**ASSIGNMENT**
In your output, repeat each entry exactly and include no pictures.

(Data records for software interfaces)
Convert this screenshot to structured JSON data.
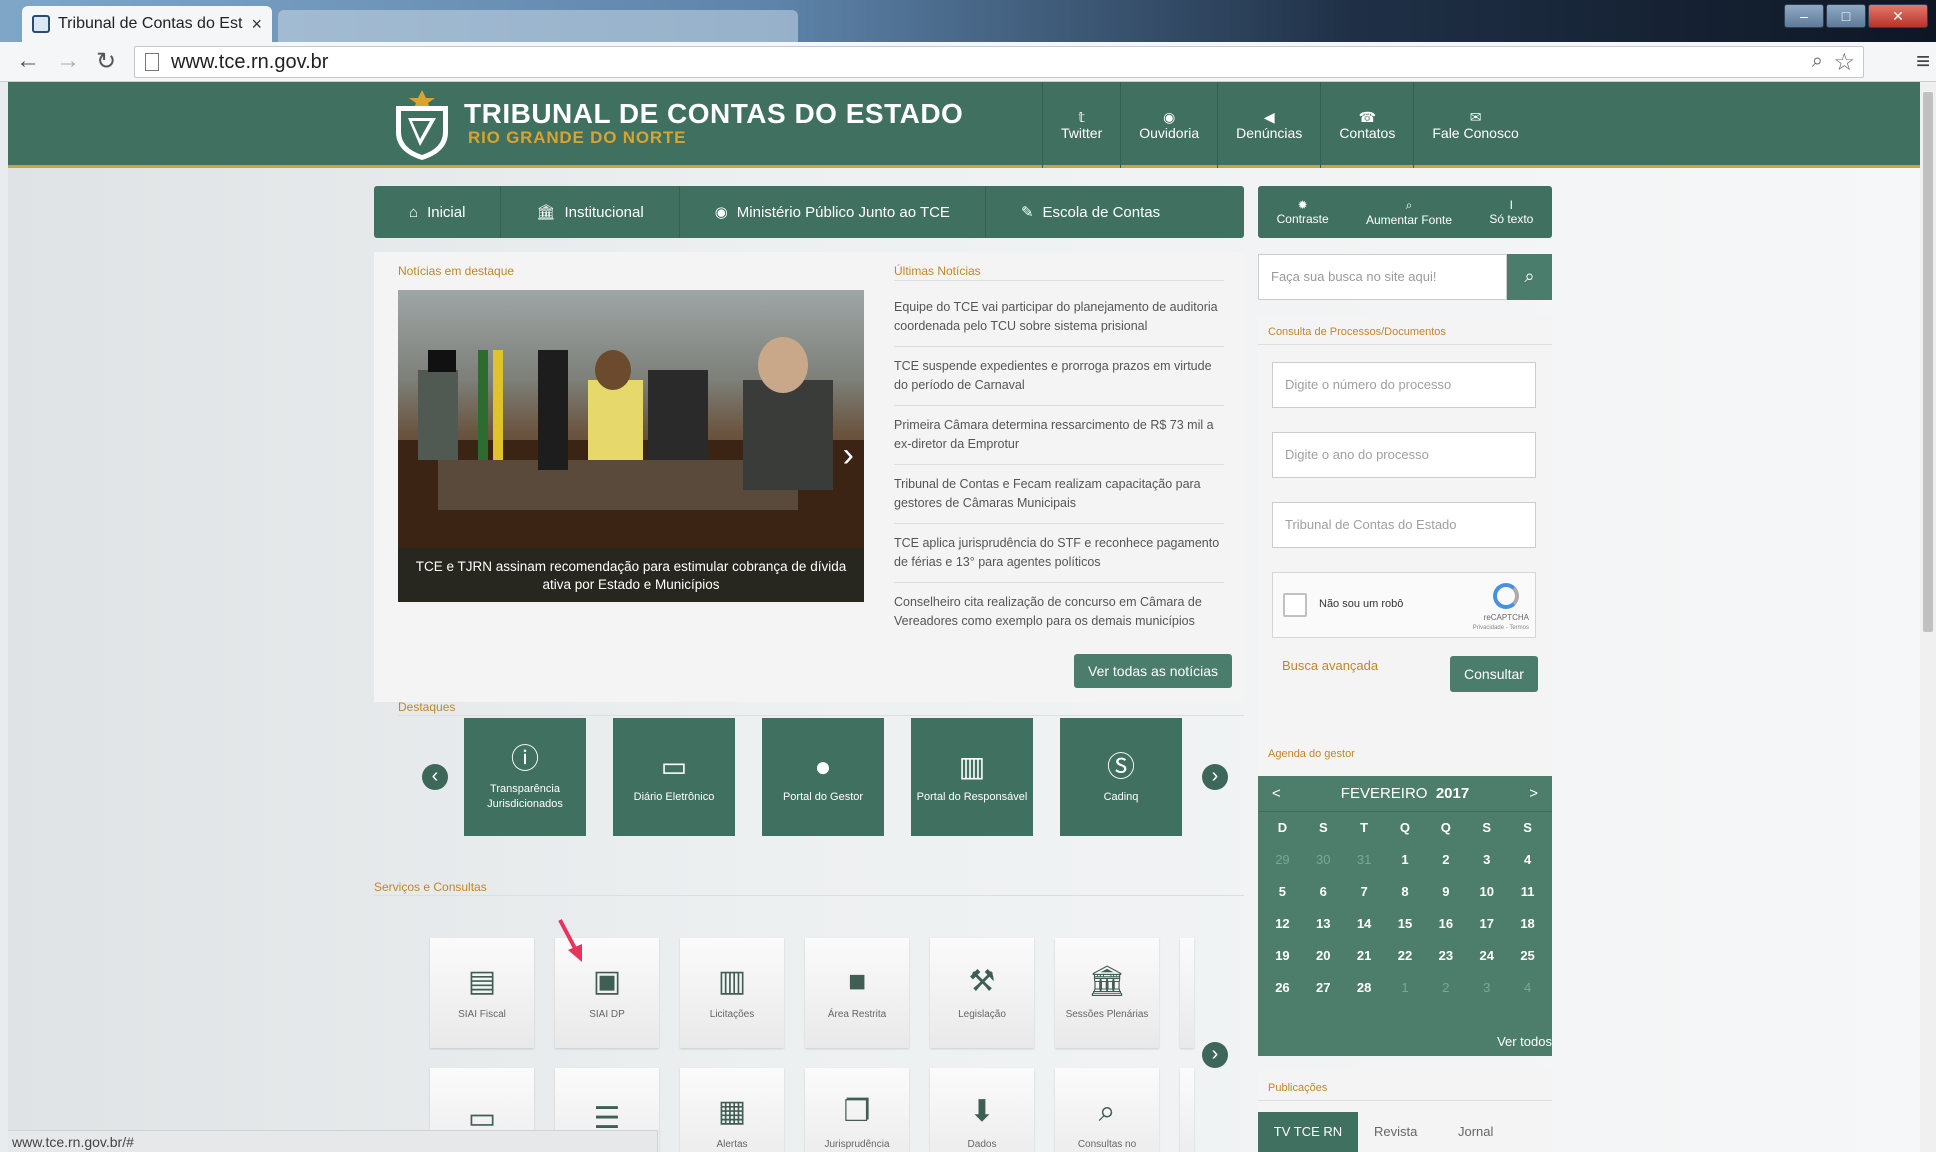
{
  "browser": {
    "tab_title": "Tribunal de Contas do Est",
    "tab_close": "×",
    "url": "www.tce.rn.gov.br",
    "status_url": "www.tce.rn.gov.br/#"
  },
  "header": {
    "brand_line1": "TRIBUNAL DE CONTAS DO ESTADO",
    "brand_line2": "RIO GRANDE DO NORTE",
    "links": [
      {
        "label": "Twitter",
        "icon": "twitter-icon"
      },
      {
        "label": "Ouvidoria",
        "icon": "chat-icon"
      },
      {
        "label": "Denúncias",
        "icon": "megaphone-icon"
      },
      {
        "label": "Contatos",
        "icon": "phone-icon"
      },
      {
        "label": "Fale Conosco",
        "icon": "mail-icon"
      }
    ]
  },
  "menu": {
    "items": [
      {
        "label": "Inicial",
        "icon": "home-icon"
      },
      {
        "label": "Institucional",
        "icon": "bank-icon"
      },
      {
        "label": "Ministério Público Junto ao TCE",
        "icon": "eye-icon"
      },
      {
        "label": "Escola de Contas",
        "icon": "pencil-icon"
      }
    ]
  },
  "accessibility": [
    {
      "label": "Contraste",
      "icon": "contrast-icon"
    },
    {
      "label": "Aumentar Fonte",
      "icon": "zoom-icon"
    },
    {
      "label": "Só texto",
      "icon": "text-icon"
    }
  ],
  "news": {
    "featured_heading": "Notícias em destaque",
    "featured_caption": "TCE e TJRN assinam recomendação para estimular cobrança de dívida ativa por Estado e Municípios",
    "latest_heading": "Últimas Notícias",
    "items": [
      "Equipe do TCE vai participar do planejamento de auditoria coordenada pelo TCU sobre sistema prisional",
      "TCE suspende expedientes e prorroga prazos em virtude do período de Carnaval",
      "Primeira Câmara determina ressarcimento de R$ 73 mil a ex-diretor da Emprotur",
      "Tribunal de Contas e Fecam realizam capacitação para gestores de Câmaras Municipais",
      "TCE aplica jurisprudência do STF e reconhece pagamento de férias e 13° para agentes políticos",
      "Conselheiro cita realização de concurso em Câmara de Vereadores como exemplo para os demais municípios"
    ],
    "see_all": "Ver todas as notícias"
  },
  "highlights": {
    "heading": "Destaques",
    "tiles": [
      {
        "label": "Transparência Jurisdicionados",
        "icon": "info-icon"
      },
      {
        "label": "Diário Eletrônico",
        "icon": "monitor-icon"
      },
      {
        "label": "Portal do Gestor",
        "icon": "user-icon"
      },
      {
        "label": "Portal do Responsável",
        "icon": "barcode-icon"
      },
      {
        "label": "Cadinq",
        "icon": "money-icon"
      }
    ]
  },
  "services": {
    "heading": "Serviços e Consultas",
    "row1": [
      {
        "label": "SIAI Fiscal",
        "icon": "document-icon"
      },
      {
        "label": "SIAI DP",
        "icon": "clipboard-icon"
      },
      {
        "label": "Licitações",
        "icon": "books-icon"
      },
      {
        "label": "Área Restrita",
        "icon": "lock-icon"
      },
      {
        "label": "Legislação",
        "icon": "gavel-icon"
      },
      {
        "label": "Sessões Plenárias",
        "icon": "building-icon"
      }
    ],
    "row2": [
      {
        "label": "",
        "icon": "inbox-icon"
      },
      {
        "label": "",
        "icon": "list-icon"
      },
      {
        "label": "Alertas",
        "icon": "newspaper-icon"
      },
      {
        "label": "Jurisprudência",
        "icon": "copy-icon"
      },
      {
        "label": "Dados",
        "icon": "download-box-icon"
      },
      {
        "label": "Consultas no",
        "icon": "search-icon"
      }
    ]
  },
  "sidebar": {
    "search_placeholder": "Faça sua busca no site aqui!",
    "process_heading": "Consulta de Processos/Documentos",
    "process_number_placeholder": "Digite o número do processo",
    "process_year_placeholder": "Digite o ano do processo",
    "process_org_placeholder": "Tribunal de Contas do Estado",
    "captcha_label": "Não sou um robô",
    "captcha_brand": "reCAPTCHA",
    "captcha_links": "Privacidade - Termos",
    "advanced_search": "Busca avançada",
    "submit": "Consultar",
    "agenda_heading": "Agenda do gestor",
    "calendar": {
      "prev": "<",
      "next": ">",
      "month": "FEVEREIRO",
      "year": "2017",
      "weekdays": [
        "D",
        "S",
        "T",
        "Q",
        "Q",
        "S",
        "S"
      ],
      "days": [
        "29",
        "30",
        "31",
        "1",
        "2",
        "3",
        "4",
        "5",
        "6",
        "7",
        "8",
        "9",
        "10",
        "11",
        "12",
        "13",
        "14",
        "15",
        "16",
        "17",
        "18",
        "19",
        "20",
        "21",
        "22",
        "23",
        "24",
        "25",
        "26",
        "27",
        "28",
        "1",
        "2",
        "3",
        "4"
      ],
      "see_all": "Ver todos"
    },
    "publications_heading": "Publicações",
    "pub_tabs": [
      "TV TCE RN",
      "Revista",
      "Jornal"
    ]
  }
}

**EXERCISE RESPONSE**
Convert this screenshot to structured JSON data.
{
  "browser": {
    "tab_title": "Tribunal de Contas do Est",
    "tab_close": "×",
    "url": "www.tce.rn.gov.br",
    "status_url": "www.tce.rn.gov.br/#"
  },
  "header": {
    "brand_line1": "TRIBUNAL DE CONTAS DO ESTADO",
    "brand_line2": "RIO GRANDE DO NORTE",
    "links": [
      {
        "label": "Twitter",
        "icon": "twitter-icon"
      },
      {
        "label": "Ouvidoria",
        "icon": "chat-icon"
      },
      {
        "label": "Denúncias",
        "icon": "megaphone-icon"
      },
      {
        "label": "Contatos",
        "icon": "phone-icon"
      },
      {
        "label": "Fale Conosco",
        "icon": "mail-icon"
      }
    ]
  },
  "menu": {
    "items": [
      {
        "label": "Inicial",
        "icon": "home-icon"
      },
      {
        "label": "Institucional",
        "icon": "bank-icon"
      },
      {
        "label": "Ministério Público Junto ao TCE",
        "icon": "eye-icon"
      },
      {
        "label": "Escola de Contas",
        "icon": "pencil-icon"
      }
    ]
  },
  "accessibility": [
    {
      "label": "Contraste",
      "icon": "contrast-icon"
    },
    {
      "label": "Aumentar Fonte",
      "icon": "zoom-icon"
    },
    {
      "label": "Só texto",
      "icon": "text-icon"
    }
  ],
  "news": {
    "featured_heading": "Notícias em destaque",
    "featured_caption": "TCE e TJRN assinam recomendação para estimular cobrança de dívida ativa por Estado e Municípios",
    "latest_heading": "Últimas Notícias",
    "items": [
      "Equipe do TCE vai participar do planejamento de auditoria coordenada pelo TCU sobre sistema prisional",
      "TCE suspende expedientes e prorroga prazos em virtude do período de Carnaval",
      "Primeira Câmara determina ressarcimento de R$ 73 mil a ex-diretor da Emprotur",
      "Tribunal de Contas e Fecam realizam capacitação para gestores de Câmaras Municipais",
      "TCE aplica jurisprudência do STF e reconhece pagamento de férias e 13° para agentes políticos",
      "Conselheiro cita realização de concurso em Câmara de Vereadores como exemplo para os demais municípios"
    ],
    "see_all": "Ver todas as notícias"
  },
  "highlights": {
    "heading": "Destaques",
    "tiles": [
      {
        "label": "Transparência Jurisdicionados",
        "icon": "info-icon"
      },
      {
        "label": "Diário Eletrônico",
        "icon": "monitor-icon"
      },
      {
        "label": "Portal do Gestor",
        "icon": "user-icon"
      },
      {
        "label": "Portal do Responsável",
        "icon": "barcode-icon"
      },
      {
        "label": "Cadinq",
        "icon": "money-icon"
      }
    ]
  },
  "services": {
    "heading": "Serviços e Consultas",
    "row1": [
      {
        "label": "SIAI Fiscal",
        "icon": "document-icon"
      },
      {
        "label": "SIAI DP",
        "icon": "clipboard-icon"
      },
      {
        "label": "Licitações",
        "icon": "books-icon"
      },
      {
        "label": "Área Restrita",
        "icon": "lock-icon"
      },
      {
        "label": "Legislação",
        "icon": "gavel-icon"
      },
      {
        "label": "Sessões Plenárias",
        "icon": "building-icon"
      }
    ],
    "row2": [
      {
        "label": "",
        "icon": "inbox-icon"
      },
      {
        "label": "",
        "icon": "list-icon"
      },
      {
        "label": "Alertas",
        "icon": "newspaper-icon"
      },
      {
        "label": "Jurisprudência",
        "icon": "copy-icon"
      },
      {
        "label": "Dados",
        "icon": "download-box-icon"
      },
      {
        "label": "Consultas no",
        "icon": "search-icon"
      }
    ]
  },
  "sidebar": {
    "search_placeholder": "Faça sua busca no site aqui!",
    "process_heading": "Consulta de Processos/Documentos",
    "process_number_placeholder": "Digite o número do processo",
    "process_year_placeholder": "Digite o ano do processo",
    "process_org_placeholder": "Tribunal de Contas do Estado",
    "captcha_label": "Não sou um robô",
    "captcha_brand": "reCAPTCHA",
    "captcha_links": "Privacidade - Termos",
    "advanced_search": "Busca avançada",
    "submit": "Consultar",
    "agenda_heading": "Agenda do gestor",
    "calendar": {
      "prev": "<",
      "next": ">",
      "month": "FEVEREIRO",
      "year": "2017",
      "weekdays": [
        "D",
        "S",
        "T",
        "Q",
        "Q",
        "S",
        "S"
      ],
      "days": [
        "29",
        "30",
        "31",
        "1",
        "2",
        "3",
        "4",
        "5",
        "6",
        "7",
        "8",
        "9",
        "10",
        "11",
        "12",
        "13",
        "14",
        "15",
        "16",
        "17",
        "18",
        "19",
        "20",
        "21",
        "22",
        "23",
        "24",
        "25",
        "26",
        "27",
        "28",
        "1",
        "2",
        "3",
        "4"
      ],
      "see_all": "Ver todos"
    },
    "publications_heading": "Publicações",
    "pub_tabs": [
      "TV TCE RN",
      "Revista",
      "Jornal"
    ]
  }
}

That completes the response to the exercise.